Before the program’s launch, approval from Dennis Shrewsberry, Director of SWVTC, as well as SWVTC’s Quality Improvement Council (QIC) would be needed. On April 24 the members who were going to be actively involved in G.R.I.T. were made aware that their presentation to QIC would take place on the morning of May 17. The timeline was tight, but members were up for the challenge despite their personal workloads and varying schedule times.

During this time frame, Project Coordinators were selected to include: Tiffany Absher, Matt Miller, Katie Newman, Tom Smith, and Crystal Vaughan. Ten VPSL I graduates agreed to be mentors.

Newman and Vaughan presented the G.R.I.T. Mentoring proposal to the Quality Improvement Council on May 17; they were joined by Matt Miller, Rebecca Nester, Tom Smith, Danyale Lundy, Corey Williams, Kelly Williams, Charlene Guynn, and Tiffany Absher to help answer questions from the QIC members. After the presentation, approval was received from the council as well as from Dennis Shrewsberry, Director, SWVTC. Shrewsberry shared his approval of the proposal: “With the challenges we currently are facing, I can’t imagine a better time and place for establishing a mentoring program.
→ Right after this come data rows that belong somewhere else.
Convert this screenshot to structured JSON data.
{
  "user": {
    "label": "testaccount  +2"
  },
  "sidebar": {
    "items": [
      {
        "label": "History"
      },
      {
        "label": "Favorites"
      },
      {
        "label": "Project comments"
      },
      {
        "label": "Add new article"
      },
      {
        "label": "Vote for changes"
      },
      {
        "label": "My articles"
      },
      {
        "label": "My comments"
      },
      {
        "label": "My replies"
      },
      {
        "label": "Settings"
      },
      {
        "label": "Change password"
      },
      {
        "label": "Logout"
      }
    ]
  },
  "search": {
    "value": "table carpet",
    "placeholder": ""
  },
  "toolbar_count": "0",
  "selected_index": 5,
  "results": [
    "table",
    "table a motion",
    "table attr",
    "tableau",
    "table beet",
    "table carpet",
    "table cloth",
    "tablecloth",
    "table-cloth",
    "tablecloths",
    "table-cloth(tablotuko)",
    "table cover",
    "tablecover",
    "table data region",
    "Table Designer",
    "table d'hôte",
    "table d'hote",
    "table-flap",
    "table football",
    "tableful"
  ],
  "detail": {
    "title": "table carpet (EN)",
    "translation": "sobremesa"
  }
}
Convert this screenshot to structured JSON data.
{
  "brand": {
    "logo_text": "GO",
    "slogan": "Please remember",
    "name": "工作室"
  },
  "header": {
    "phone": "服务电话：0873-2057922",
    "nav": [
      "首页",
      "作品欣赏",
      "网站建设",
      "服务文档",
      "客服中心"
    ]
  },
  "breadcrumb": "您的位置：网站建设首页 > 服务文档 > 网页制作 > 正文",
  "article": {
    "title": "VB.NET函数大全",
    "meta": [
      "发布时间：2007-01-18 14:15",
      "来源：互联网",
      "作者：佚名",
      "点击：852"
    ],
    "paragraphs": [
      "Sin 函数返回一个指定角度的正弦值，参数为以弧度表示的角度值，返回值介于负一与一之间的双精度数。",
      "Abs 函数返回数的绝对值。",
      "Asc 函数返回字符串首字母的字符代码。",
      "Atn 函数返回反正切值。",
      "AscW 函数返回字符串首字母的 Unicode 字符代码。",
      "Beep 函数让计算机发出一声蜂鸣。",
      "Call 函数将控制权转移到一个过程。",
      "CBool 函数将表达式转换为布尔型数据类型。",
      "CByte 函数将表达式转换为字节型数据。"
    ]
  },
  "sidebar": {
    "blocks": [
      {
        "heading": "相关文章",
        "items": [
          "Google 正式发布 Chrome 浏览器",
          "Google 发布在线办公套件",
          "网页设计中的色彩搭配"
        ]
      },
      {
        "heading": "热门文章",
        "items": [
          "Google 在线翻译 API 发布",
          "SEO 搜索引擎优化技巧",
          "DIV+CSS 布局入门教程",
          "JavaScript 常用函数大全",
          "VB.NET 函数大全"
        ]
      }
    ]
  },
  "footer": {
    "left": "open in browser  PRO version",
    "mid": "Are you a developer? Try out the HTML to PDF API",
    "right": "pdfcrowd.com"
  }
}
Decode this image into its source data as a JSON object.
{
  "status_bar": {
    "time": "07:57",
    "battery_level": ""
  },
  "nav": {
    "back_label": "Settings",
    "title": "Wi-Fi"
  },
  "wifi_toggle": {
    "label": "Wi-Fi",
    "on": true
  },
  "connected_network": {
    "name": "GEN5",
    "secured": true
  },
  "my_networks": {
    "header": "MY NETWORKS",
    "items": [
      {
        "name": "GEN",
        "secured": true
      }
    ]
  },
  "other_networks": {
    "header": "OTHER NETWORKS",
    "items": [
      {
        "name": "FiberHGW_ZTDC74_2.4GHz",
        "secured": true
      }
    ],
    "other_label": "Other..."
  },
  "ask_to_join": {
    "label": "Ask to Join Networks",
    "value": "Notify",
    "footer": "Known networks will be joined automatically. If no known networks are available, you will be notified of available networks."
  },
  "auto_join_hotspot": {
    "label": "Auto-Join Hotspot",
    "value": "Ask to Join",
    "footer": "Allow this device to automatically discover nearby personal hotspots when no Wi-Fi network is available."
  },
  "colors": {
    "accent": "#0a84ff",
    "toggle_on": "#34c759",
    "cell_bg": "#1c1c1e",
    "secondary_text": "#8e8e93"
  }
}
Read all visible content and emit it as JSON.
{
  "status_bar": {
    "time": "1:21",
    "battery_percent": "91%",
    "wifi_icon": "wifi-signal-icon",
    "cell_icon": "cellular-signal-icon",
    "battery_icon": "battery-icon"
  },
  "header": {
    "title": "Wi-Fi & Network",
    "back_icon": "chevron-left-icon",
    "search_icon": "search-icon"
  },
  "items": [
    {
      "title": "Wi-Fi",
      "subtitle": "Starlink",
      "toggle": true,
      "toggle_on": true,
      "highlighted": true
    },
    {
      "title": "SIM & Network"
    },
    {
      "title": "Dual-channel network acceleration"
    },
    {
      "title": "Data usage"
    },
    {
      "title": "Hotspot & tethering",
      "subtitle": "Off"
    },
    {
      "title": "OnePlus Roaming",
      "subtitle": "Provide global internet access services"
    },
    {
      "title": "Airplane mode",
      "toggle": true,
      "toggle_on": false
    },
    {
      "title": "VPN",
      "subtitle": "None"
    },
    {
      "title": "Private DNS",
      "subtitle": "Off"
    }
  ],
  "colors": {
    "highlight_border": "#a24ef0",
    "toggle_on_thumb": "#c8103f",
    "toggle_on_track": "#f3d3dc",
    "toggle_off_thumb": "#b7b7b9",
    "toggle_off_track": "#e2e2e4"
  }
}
I am very grateful to the Project Team and the VPSL Program for having the vision to sense the need and take the initiative to capitalize on the opportunity it presents for our facility.”

According to Leisha LaRiviere, the success of the group’s mentoring initiative merges with efforts put forth during the course. “Whether analyzing budget shortfalls or conducting environmental scans, each person demonstrated high interest and a willingness to learn. The SWVTC group was motivated and engaged in the curriculum, quickly adapting newly-minted project management skills for their innovative mentoring program design. Virginia Tech is honored to work with the VPSL team as they move forward to implementation.”
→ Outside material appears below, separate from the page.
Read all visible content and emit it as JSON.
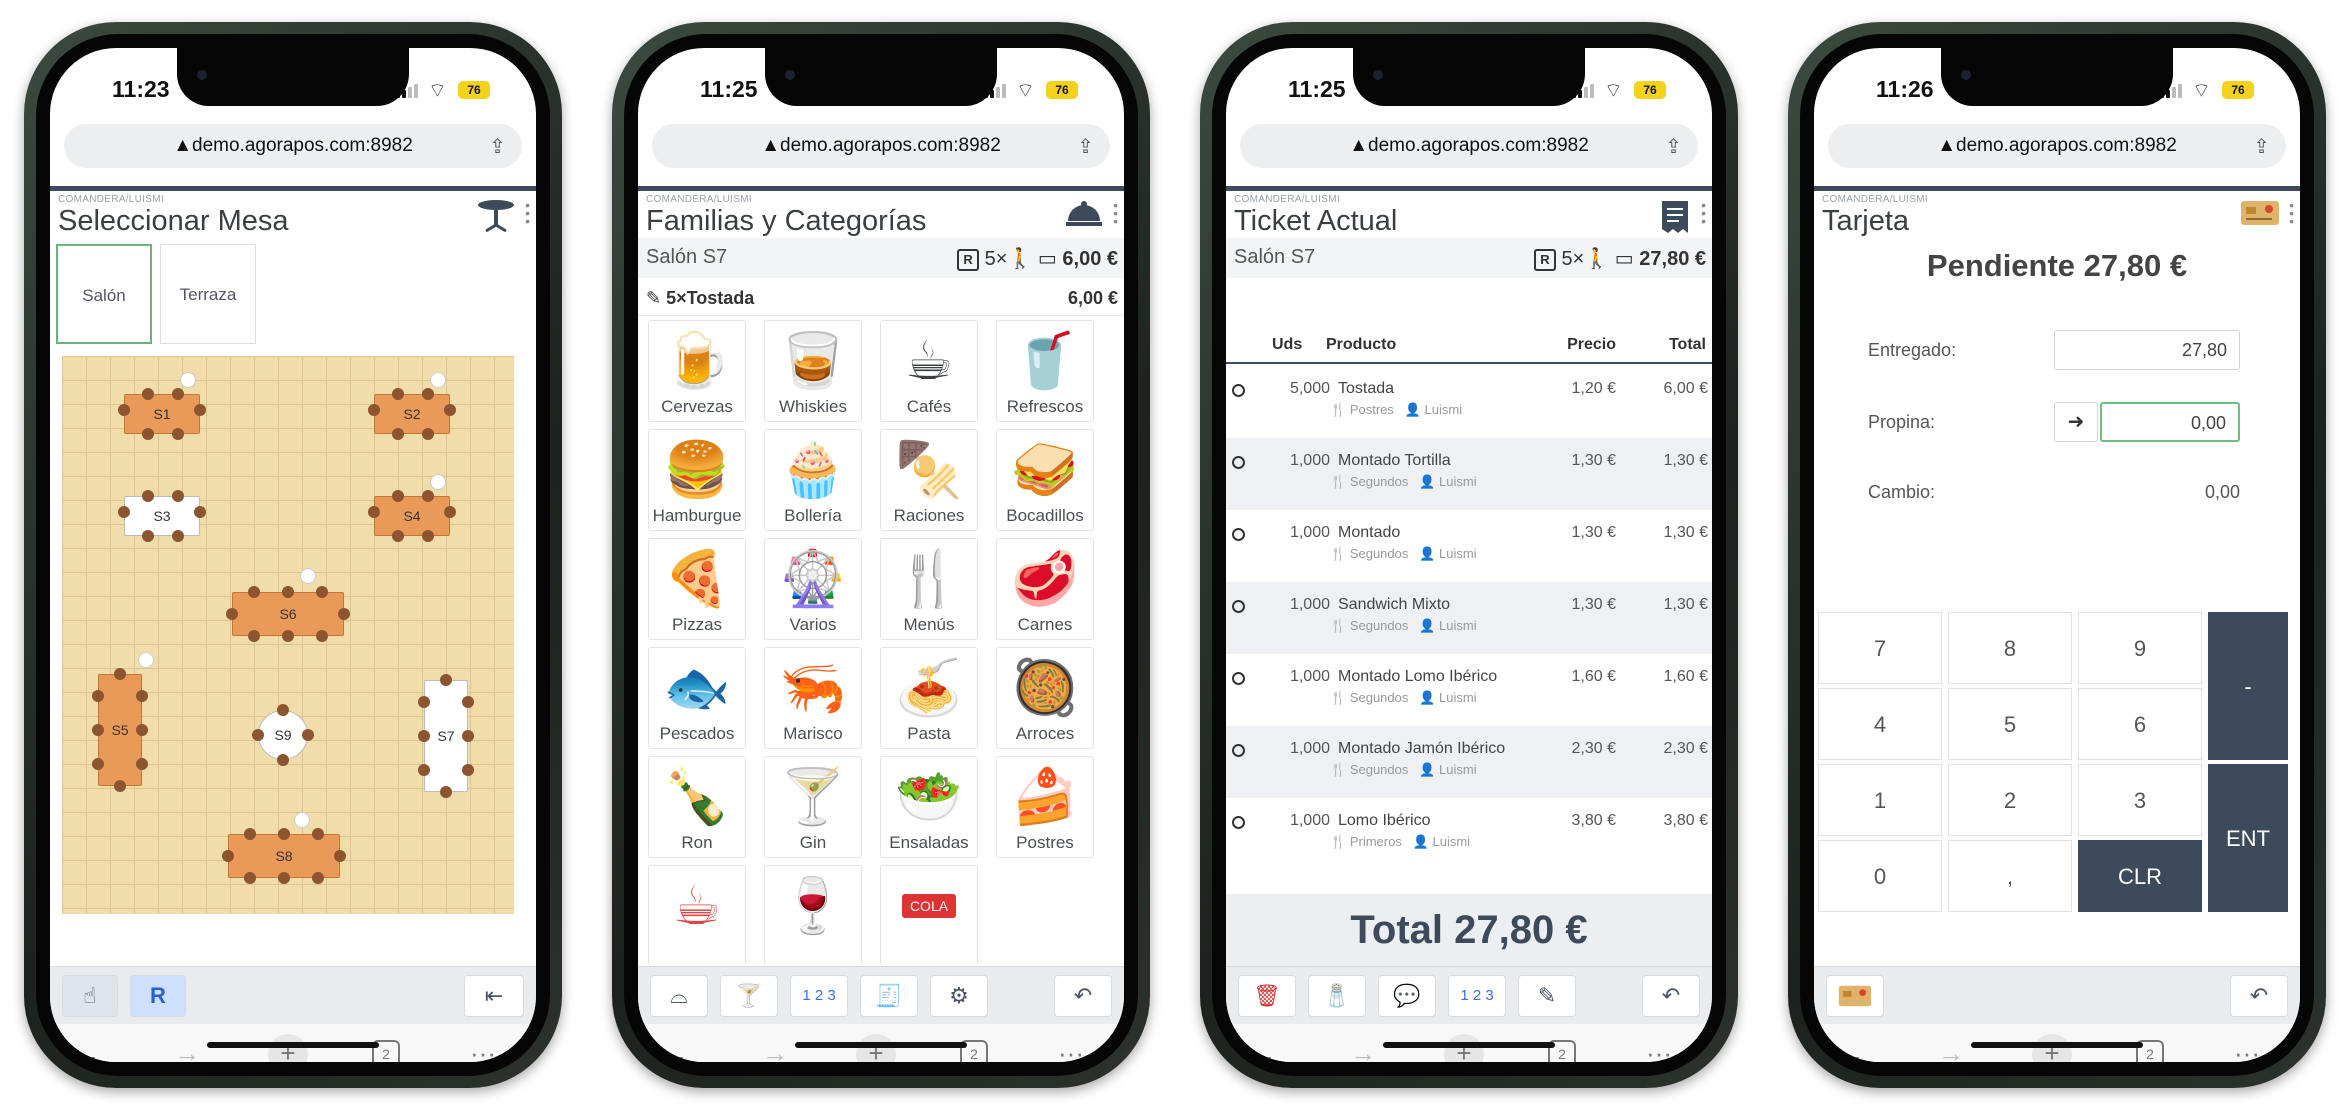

In the upcoming weeks and months each SWVTC mentors will be taking on one interested mentee and helping them with the goal(s) they have chosen for themselves. The G.R.I.T. Mentoring Program will also be offering group classes and mentoring sessions in order to help a larger number of interested SWVTC staff. The mentoring team hopes for success at the facility campus, and growth into the region, and in to the Virginia Department of Behavioral Health and Developmental Service facilities across the Commonwealth.

The idea launched during the Virginia Tech’s School of Public Administration and Affairs Virginia Public Sector Leader I leadership development certificate program is now a fully-conceptualized program. The program’s creators hope to see mentoring grow as a way to ‘pay it forward.’ Each VPSL attendee was grateful for the experience and the knowledge that they gained from participating in the VPSL I program. In the words of Rebecca Oakes, Administrative Specialist, SWVTC “The VPSL I program was more than just a class. It had a way of making you search deep within yourself, enabling new skills to better help others.”

The Virginia Public Sector Leader (VPSL) program is a leadership development certificate program of Virginia Tech’s School of Public and International Affairs (SPIA). The VPSL is one of an array of leadership and professional programs in SPIA’s learning portfolio. THE VPSL is organized in three levels for the current manager (Level I), emerging leader (Level II), and organization executive (Level III), and intended for public agencies and nonprofits. Each VPSL program features specifically-designed curriculum developed by Virginia Tech School of Public and International Affairs faculty members in tandem with partnering agencies. Since 2015, more than 270 leaders in the Commonwealth have participated in the VPSL learning program. For more information on the VPSL program, please contact Leisha LaRiviere

By line: Crystal Vaughan 
Community Integration Transition Project Leader
Southwestern Virginia Training Center